Joseph Charlier and Basic Income
John Cunliffe and Guido Erreygers
The origins of the idea of a “basic income” remain to be fully explored. An idea with currency mainly in Europe, a basic income is conventionally defined as an income unconditionally granted to all on an individual basis, irrespective of the level of any income from other sources, and without any work requirements. In this article we examine the completely neglected contribution of an elusive Belgian, Joseph Charlier, to the spasmodic history of proposals for a basic income and its cognates. Although crucial aspects of the basic income approach have been traced back to at least the eighteenth century, the conventional belief is that the first fully fledged scheme was formulated in 1919 in England by Dennis Milner under the name “state bonus.”1 We demonstrate that Charlier [End Page 459] presented a surprisingly modern basic income scheme as early as 1848 and then advocated it in other works over some fifty years.
Despite being reticent about his intellectual ancestry, Charlier acknowledged an initial but not uncritical sympathy with Fourierism. The general affinity between the idea of a basic income and the Fourierist notion of the minimum—that is, a minimum presumably paid in kind—has been indicated in some of the limited discussions of the intellectual origins of the idea, but apparently not subjected to any sustained analysis.2 This article analyzes Charlier's scheme and its intellectual pedigree in detail. In the first section, we consider Fourier's view of the minimum and demonstrate that it differed considerably from a modern basic income. The next section reviews the association between the idea of the minimum and the doctrine of the right to work in the thought of Fourier's leading disciple, Victor Considerant. We then examine Charlier's proposals and show that they constitute a genuine basic income scheme that is distinctive and significantly different from its Fourierist precursors.
The suggestion that Charles Fourier was an early proponent of a basic income scheme has been made most clearly by G. D. H. Cole. In his History of Socialist Thought, Cole (1953–60, 1:310) explained John Stuart Mill's sympathy for Fourierism as follows:
Mill did, however, regard as much nearer practicability those forms of socialism which, at a sacrifice of idealism, accepted a moderate degree of economic inequality. On this score he praised the Fourierists, or rather that form of Fourierism which assigned in the first place a basic income to all and then distributed the balance of the product in shares to capital, talent or responsibility, and work actually done.
Mill himself apparently did not use the phrase “basic income” in his writings on Fourierism. Instead he preferred the more vague expression “a certain minimum”:
The most skilfully combined, and with the greatest foresight of objections, of all the forms of Socialism, is that commonly known as [End Page 460] Fourierism.
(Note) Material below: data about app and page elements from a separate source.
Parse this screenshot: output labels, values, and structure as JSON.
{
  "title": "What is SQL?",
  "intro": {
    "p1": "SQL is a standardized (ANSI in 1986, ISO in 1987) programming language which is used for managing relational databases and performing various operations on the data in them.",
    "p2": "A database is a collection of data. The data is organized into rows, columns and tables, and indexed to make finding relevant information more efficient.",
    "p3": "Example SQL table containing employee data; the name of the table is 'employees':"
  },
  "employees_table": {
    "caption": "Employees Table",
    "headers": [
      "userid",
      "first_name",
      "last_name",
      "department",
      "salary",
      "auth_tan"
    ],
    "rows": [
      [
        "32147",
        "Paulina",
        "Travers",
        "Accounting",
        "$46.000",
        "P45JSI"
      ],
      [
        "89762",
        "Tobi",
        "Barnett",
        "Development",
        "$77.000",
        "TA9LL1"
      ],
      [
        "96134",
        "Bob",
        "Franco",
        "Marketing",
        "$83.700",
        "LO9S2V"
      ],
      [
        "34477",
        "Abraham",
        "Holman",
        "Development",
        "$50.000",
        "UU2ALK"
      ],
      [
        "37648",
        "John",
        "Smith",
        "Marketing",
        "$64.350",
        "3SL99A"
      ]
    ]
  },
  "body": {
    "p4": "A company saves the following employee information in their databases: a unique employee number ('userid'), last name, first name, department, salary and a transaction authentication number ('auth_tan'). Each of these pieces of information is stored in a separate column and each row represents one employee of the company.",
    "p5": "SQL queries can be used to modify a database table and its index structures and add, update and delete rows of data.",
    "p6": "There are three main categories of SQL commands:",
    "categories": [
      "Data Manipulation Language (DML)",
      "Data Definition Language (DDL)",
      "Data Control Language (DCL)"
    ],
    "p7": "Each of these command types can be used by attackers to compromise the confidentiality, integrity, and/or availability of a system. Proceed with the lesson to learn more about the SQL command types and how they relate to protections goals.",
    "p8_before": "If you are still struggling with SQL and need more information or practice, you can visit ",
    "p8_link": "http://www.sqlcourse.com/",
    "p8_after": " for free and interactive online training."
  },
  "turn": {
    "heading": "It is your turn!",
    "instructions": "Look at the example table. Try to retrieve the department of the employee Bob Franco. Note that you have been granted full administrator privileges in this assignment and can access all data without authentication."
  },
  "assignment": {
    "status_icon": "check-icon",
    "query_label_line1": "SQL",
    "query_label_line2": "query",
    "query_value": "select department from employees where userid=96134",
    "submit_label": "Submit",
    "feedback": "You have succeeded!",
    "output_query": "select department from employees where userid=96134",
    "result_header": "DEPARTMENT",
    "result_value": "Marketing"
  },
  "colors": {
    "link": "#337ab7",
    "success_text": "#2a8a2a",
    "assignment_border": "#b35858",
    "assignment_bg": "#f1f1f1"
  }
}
This system does not contemplate the abolition of private property, nor even of inheritance; on the contrary, it avowedly takes into consideration, as an element in the distribution of the produce, capital as well as labour…. In the distribution, a certain minimum is first assigned for the subsistence of every member of the community, whether capable or not of labour. The remainder of the produce is shared in certain proportions, to be determined beforehand, among the three elements, Labour, Capital, and Talent. (Mill  1965, bk. 2, 211–12)
A close textual examination reveals that Mill's characterization is without any doubt the more accurate of the two. In this section we show that Fourier's minimum is certainly not a basic income in the modern sense.
The idea of a social minimum, that is, a minimum of goods determined by the level of subsistence, appears in all of Fourier's major works, both published and unpublished.3 We find it in the Théorie des quatre mouvements ( 1966–68); in...